▶ [TASK INPUTS]
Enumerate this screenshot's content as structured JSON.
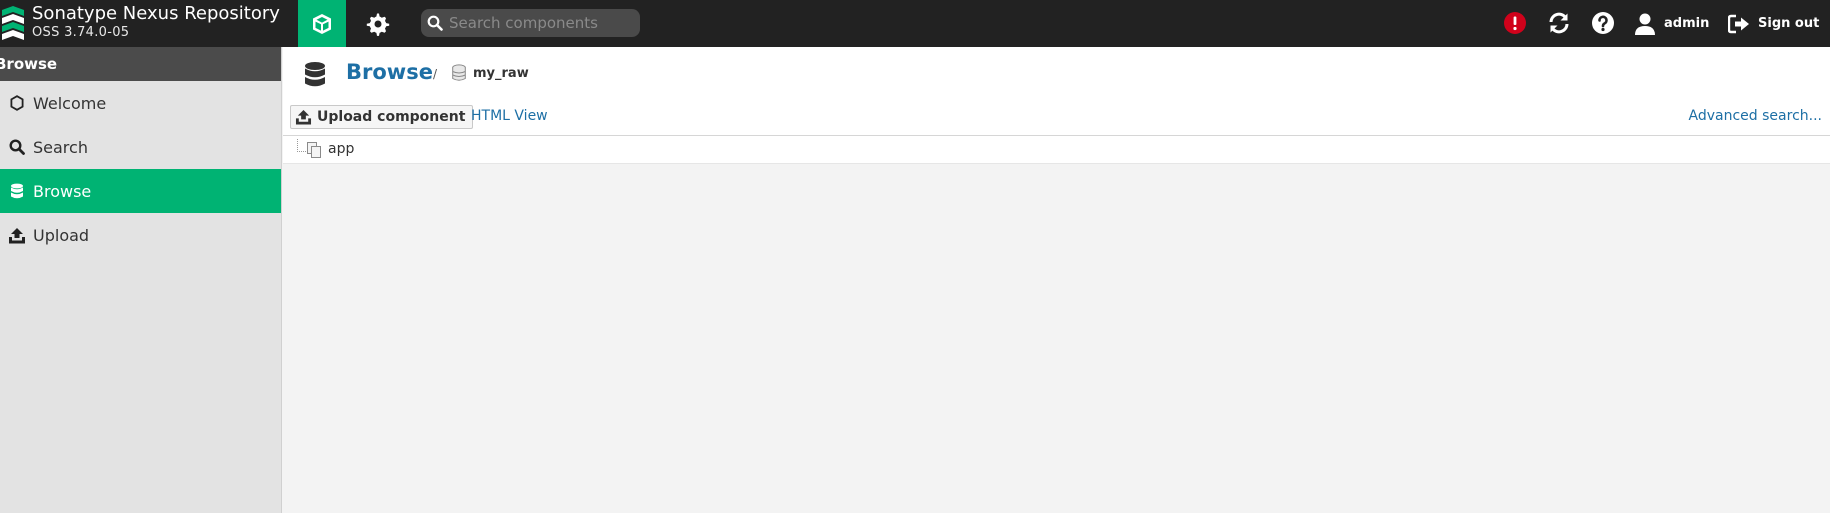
{
  "brand": {
    "title": "Sonatype Nexus Repository",
    "version": "OSS 3.74.0-05"
  },
  "topbar": {
    "search_placeholder": "Search components",
    "user_label": "admin",
    "signout_label": "Sign out",
    "icons": [
      "browse-cube-icon",
      "gear-icon",
      "search-icon",
      "alert-icon",
      "refresh-icon",
      "help-icon",
      "user-icon",
      "sign-out-icon"
    ]
  },
  "sidebar": {
    "header": "Browse",
    "items": [
      {
        "label": "Welcome",
        "icon": "hexagon-icon"
      },
      {
        "label": "Search",
        "icon": "search-icon"
      },
      {
        "label": "Browse",
        "icon": "database-icon",
        "active": true
      },
      {
        "label": "Upload",
        "icon": "upload-icon"
      }
    ]
  },
  "main": {
    "breadcrumb": {
      "title": "Browse",
      "separator": "/",
      "repo": "my_raw"
    },
    "toolbar": {
      "upload_label": "Upload component",
      "html_view_label": "HTML View",
      "advanced_search_label": "Advanced search..."
    },
    "tree": [
      {
        "label": "app",
        "icon": "folder-icon"
      }
    ]
  },
  "colors": {
    "topbar": "#222222",
    "accent": "#00b373",
    "link": "#1d6fa5",
    "alert": "#d0021b",
    "sidebar_bg": "#e3e3e3"
  }
}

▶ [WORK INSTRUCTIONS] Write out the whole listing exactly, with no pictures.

▶ [EXERCISE ANSWER]
Enumerate this screenshot's content as structured JSON.
{
  "brand": {
    "title": "Sonatype Nexus Repository",
    "version": "OSS 3.74.0-05"
  },
  "topbar": {
    "search_placeholder": "Search components",
    "user_label": "admin",
    "signout_label": "Sign out",
    "icons": [
      "browse-cube-icon",
      "gear-icon",
      "search-icon",
      "alert-icon",
      "refresh-icon",
      "help-icon",
      "user-icon",
      "sign-out-icon"
    ]
  },
  "sidebar": {
    "header": "Browse",
    "items": [
      {
        "label": "Welcome",
        "icon": "hexagon-icon"
      },
      {
        "label": "Search",
        "icon": "search-icon"
      },
      {
        "label": "Browse",
        "icon": "database-icon",
        "active": true
      },
      {
        "label": "Upload",
        "icon": "upload-icon"
      }
    ]
  },
  "main": {
    "breadcrumb": {
      "title": "Browse",
      "separator": "/",
      "repo": "my_raw"
    },
    "toolbar": {
      "upload_label": "Upload component",
      "html_view_label": "HTML View",
      "advanced_search_label": "Advanced search..."
    },
    "tree": [
      {
        "label": "app",
        "icon": "folder-icon"
      }
    ]
  },
  "colors": {
    "topbar": "#222222",
    "accent": "#00b373",
    "link": "#1d6fa5",
    "alert": "#d0021b",
    "sidebar_bg": "#e3e3e3"
  }
}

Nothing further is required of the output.